On days when the cold or snow delays the start of school, some students trickle into Ryan Long’s classroom at American Indian Magnet school, while others stay home altogether.
Sadly, it’s on these rare occasions that Long and other St. Paul teachers glimpse what it’s like teaching a manageable class size of students.
“All of a sudden, you could manage your classroom,” Long said, joining a demonstration outside the school building before the start of classes this morning. “You can get things done.”
Limiting class sizes is among the key proposals Long’s union, the St. Paul Federation of Teachers, has prioritized in ongoing contract negotiations with the St. Paul Public Schools. SPFT members highlighted those priorities during “walk-in” demonstrations before class today at 55 school sites citywide, including American Indian Magnet in Dayton’s Bluff.
Parents, students and neighbors joined teachers at the walk-ins, showing their support for contract proposals the SPFT developed after months of gathering input from community stakeholders.
“We started our negotiation work with families, students and community members. It is only natural to continue that,” SPFT President Mary Cathryn Ricker said. “It’s time to make progress on a contract that ensures the schools St. Paul children deserve.”
Negotiations began eight months ago. Along with limits on class size, teachers are pushing for expanded access to pre-Kindergarten; guaranteed staffing of school nurses, social workers, media specialists and other support staff; and a de-emphasis on standardized testing.
Michele Fairbanks, who teaches at the American Indian Magnet and has a daughter in the school, pointed to research by the union indicating some students spend as much as 30 days per school year taking tests.
“One set of tests is fine,” Fairbanks said. “But three or four standardized tests per year is overkill. The tests cost a lot of money, and that takes a lot away from students, from class sizes.”
In September, the district moved the talks into closed-door mediation and out of the public eye – a decision that rankled many teachers.
“The school district makes a big deal of having ‘Strong Schools, Strong Communities,’” American Indian Magnet teacher Jason Bresette said, citing the title of the district’s strategic plan. “But when they closed negotiations, it didn’t feel like they wanted strong community input.”
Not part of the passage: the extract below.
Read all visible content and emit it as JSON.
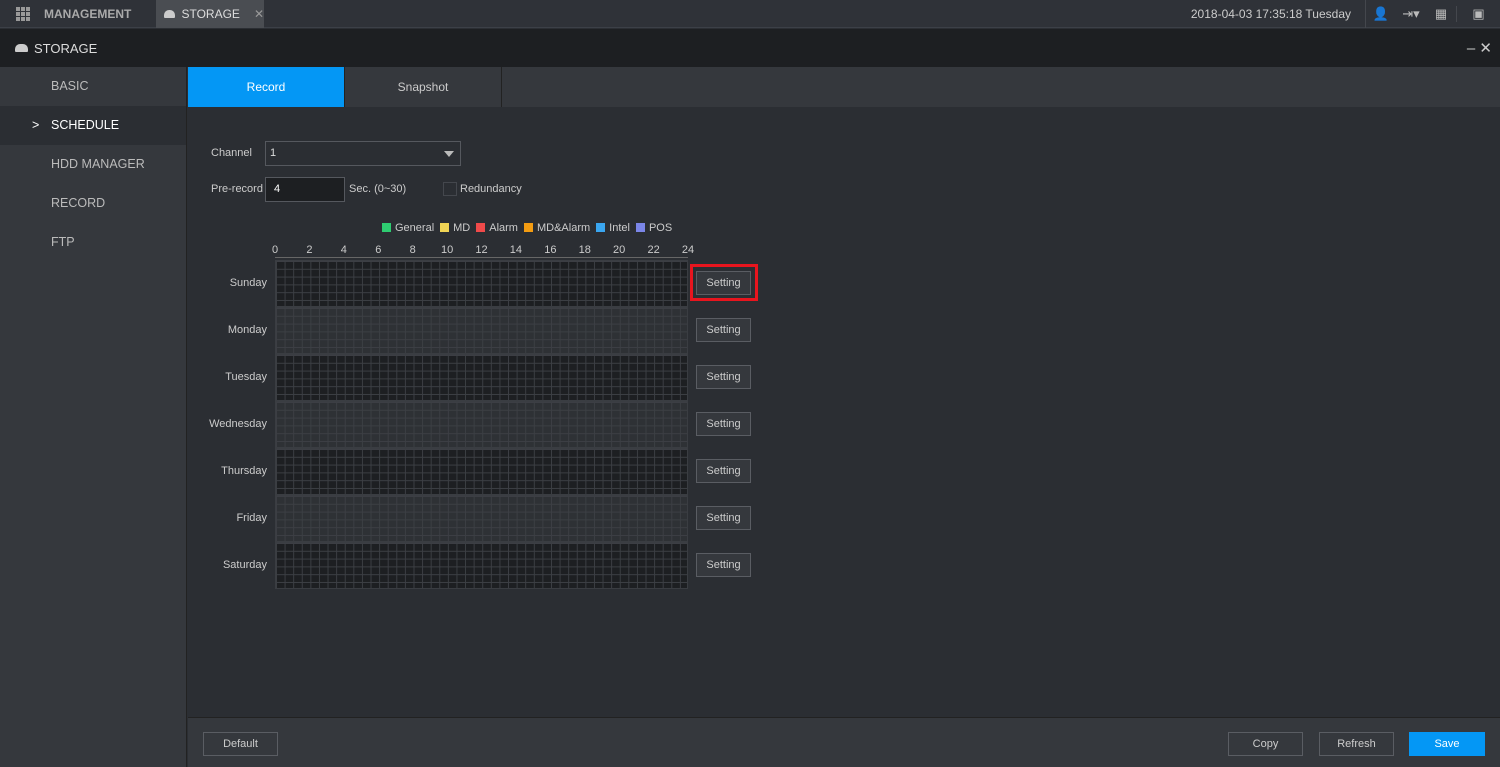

“Teachers who aren’t on the bargaining committee, parents, community members – we can’t listen or watch because they walked out so early in the process,” Fairbanks added.
Union officers said teachers planned the citywide walk-in to demonstrate their “frustration with the pace of talks, but it is not part of a formal run-up to a strike … or other job action.”
Long, who splits a case load of 45 students with one other special education teacher, believes district administrators and school board members share many of the teachers’ concerns, particularly when it comes to class sizes. But his caseload isn’t getting any more manageable as negotiations drag on.
“I’m supposed to have about 10 to 12 students in my caseload,” Long said. “We run out of chairs sometimes. It’s hard to move around in the classroom.”